You may or may not know that as a honey bee ages, its role in the colony changes. Generally, after a few days free of the brood comb, a newborn worker bee will go straight to work as a nurse bee, feeding the next generation of larvae and secreting beeswax to seal open cells, and also attend to the queen. I want to see your three day old do that!
After a week or so, the worker will move on to things such as ventilation of the nest, packing pollen in cells, grooming other members of the colony and other tasks as needed. It’s not until toward the end of her own life will a worker venture out to become a forager and start collecting nectar and pollen to bring back to the hive.

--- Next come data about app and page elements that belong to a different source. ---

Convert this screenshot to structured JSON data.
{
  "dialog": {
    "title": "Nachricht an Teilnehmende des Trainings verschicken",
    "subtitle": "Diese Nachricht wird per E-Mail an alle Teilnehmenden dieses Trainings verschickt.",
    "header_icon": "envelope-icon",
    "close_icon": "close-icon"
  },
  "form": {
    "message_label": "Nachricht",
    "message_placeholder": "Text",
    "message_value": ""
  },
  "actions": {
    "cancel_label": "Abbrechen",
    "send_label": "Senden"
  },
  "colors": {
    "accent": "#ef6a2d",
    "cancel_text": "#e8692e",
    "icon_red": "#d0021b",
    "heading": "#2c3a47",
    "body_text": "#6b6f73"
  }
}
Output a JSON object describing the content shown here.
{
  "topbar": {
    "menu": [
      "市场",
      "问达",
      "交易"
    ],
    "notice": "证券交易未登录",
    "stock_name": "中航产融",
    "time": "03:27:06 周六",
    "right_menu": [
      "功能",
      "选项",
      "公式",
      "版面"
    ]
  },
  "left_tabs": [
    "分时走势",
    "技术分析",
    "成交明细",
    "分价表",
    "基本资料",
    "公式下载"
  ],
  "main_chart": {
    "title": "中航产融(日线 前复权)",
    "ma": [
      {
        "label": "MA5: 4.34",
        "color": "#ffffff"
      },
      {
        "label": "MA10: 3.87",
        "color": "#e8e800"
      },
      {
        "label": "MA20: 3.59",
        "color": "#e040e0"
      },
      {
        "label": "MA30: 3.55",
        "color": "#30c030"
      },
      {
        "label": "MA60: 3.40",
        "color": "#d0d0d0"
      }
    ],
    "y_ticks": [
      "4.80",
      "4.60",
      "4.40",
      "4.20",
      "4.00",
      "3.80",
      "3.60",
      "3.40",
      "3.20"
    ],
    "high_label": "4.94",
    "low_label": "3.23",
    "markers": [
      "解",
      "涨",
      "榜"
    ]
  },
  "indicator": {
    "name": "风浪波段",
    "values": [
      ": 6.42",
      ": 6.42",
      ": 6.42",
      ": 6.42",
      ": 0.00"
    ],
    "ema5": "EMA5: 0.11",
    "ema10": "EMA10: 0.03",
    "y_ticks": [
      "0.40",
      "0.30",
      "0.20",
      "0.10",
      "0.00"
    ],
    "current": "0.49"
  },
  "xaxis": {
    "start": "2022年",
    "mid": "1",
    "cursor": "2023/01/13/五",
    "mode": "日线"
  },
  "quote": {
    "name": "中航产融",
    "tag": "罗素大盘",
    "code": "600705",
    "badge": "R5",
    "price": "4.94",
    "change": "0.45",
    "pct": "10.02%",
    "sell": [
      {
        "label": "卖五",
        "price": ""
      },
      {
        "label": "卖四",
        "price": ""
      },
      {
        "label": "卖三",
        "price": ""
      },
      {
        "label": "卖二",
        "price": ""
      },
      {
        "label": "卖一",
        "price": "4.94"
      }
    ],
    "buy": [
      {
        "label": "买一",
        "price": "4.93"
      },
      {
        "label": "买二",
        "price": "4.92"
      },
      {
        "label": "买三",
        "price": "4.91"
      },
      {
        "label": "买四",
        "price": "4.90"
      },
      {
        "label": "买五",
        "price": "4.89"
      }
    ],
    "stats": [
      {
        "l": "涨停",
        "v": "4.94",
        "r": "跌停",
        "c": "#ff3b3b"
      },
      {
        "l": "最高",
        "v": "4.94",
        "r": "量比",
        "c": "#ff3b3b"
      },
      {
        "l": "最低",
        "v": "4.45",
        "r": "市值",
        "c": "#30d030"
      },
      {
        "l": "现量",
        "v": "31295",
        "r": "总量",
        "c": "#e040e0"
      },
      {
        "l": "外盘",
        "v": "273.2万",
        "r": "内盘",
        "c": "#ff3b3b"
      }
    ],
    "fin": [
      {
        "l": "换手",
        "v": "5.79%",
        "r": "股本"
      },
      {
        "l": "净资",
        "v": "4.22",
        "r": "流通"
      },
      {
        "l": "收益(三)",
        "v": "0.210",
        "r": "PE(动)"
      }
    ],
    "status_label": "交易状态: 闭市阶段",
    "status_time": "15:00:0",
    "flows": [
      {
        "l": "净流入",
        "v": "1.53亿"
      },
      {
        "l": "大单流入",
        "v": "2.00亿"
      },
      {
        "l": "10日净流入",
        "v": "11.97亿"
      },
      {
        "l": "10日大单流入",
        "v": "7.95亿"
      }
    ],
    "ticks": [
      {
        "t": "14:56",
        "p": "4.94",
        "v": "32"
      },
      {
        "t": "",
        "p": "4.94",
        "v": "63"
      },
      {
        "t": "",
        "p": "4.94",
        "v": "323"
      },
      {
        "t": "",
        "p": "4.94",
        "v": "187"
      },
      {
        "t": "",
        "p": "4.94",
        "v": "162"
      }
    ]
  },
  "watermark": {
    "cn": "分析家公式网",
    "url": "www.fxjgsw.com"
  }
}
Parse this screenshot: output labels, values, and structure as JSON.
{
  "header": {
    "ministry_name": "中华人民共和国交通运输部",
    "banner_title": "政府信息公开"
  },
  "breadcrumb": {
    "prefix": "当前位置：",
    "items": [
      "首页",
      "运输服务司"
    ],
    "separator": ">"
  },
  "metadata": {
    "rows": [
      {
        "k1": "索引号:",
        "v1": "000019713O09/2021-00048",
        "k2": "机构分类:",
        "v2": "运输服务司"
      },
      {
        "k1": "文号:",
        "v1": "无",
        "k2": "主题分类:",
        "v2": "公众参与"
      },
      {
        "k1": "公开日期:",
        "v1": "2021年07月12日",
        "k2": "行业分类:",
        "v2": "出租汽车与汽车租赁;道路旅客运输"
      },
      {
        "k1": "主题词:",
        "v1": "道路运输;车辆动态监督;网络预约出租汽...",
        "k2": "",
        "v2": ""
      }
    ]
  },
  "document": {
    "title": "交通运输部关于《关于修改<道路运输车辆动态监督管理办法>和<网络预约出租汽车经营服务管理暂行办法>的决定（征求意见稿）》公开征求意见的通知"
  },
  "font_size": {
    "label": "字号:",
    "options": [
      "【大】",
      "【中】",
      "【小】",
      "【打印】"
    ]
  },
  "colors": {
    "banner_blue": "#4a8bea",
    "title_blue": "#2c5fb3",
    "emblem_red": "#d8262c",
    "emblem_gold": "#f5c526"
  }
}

This is all fascinating stuff, but how/why do they do it? Yehuda Ben-Shahar, PhD, an assistant professor of biology at Washington University in St. Louis wondered that also. He pondered whether or not this behavior was under some sort of genetic control. In his research, it turns out that this division of labor is directly tied the presence of tiny snippets of noncoding RNA (micro RNAs or miRNAs) that suppress the expression of genes in the brains of honey bees.
For example, a forager bee has higher levels of these micro RNAs in their brains than a nurse bee that stays with the colony and tends to the brood. Ben Shahar says that Micro-RNAs are also known to regulate development and disease processes such as cancer.
“We wondered if they weren’t playing a role in regulating social behaviors,” he says, “because recent studies have implicated them in complex nervous-system functions such as neurodevelopment, psychiatric disease, and circadian clocks.”